- Exercise description -
In the records that follow, show each line where the word "Steinway" is present.

Records from a collection:
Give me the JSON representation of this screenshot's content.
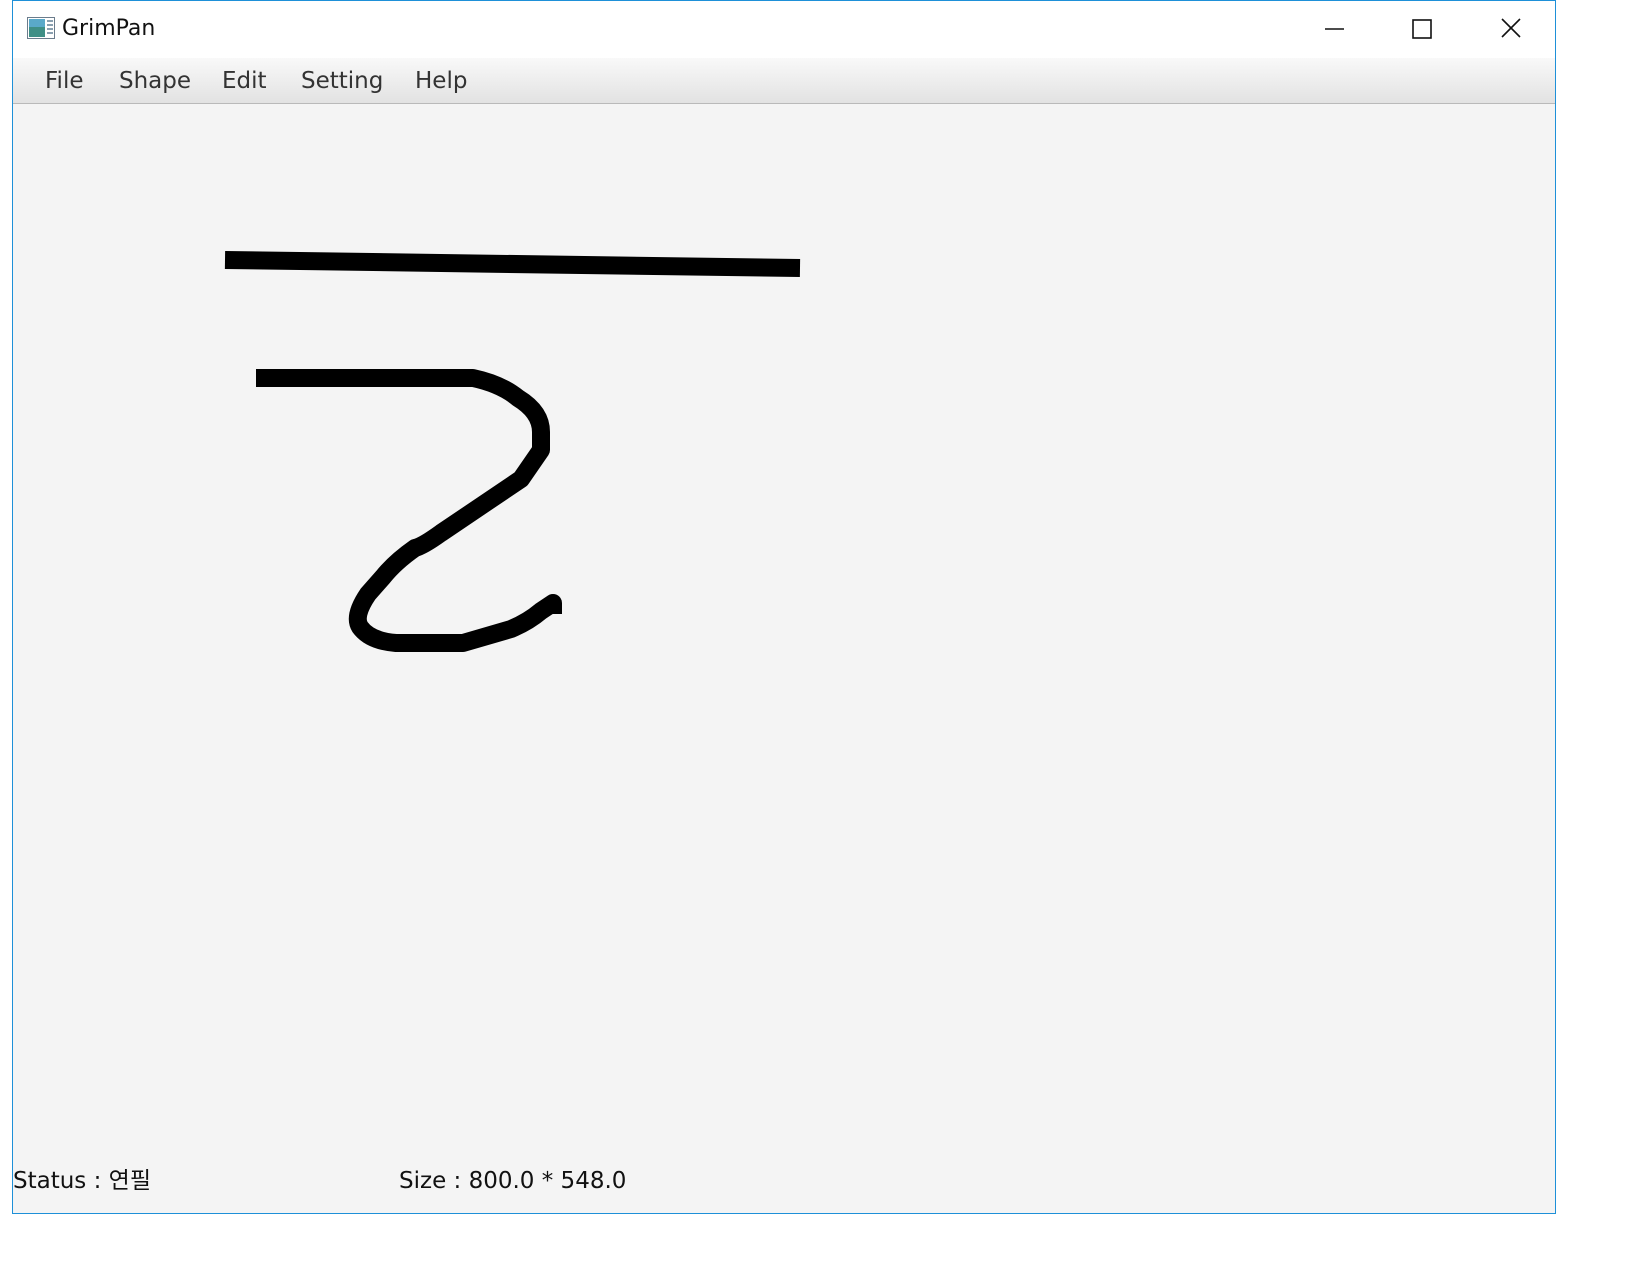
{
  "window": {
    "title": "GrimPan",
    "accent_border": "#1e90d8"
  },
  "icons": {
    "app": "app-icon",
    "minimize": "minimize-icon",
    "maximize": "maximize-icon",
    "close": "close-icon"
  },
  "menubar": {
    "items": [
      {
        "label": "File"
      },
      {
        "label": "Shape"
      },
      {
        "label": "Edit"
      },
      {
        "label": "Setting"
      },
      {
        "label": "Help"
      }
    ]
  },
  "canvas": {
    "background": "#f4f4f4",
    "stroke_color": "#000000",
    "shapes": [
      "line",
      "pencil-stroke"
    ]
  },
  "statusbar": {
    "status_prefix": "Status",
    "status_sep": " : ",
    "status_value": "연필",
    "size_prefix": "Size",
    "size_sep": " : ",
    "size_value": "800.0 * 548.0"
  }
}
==
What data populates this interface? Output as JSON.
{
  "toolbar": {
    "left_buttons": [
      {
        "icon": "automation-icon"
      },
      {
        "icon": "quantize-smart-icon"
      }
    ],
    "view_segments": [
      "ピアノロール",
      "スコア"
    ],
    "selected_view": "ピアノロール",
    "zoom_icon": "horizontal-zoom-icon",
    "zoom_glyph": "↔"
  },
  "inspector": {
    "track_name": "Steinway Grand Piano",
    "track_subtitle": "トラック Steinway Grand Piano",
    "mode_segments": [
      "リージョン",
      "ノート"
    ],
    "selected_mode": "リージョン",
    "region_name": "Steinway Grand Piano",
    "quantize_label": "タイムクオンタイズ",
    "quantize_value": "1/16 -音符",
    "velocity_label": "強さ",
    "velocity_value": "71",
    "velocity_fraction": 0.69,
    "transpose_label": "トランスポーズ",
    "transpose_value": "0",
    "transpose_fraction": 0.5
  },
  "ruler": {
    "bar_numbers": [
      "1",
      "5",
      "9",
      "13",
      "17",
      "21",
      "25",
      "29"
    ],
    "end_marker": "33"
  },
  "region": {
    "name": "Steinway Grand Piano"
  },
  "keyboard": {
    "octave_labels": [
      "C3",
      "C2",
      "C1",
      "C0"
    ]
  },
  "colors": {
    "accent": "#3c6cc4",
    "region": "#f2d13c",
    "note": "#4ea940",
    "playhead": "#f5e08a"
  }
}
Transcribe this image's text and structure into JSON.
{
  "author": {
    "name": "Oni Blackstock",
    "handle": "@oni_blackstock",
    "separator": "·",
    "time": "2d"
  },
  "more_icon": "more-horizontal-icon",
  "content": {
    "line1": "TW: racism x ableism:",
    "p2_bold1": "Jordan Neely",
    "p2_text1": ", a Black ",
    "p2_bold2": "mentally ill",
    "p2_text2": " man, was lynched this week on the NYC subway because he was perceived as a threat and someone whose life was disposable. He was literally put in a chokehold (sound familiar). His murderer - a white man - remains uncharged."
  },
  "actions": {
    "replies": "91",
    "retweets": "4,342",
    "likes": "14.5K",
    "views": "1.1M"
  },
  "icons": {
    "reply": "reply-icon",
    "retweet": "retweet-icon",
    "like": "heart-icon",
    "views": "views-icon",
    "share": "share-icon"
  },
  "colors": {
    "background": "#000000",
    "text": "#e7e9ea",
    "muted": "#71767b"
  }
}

- Answer to the problem -
    "track_name": "Steinway Grand Piano",
    "track_subtitle": "トラック Steinway Grand Piano",
    "region_name": "Steinway Grand Piano",
    "name": "Steinway Grand Piano"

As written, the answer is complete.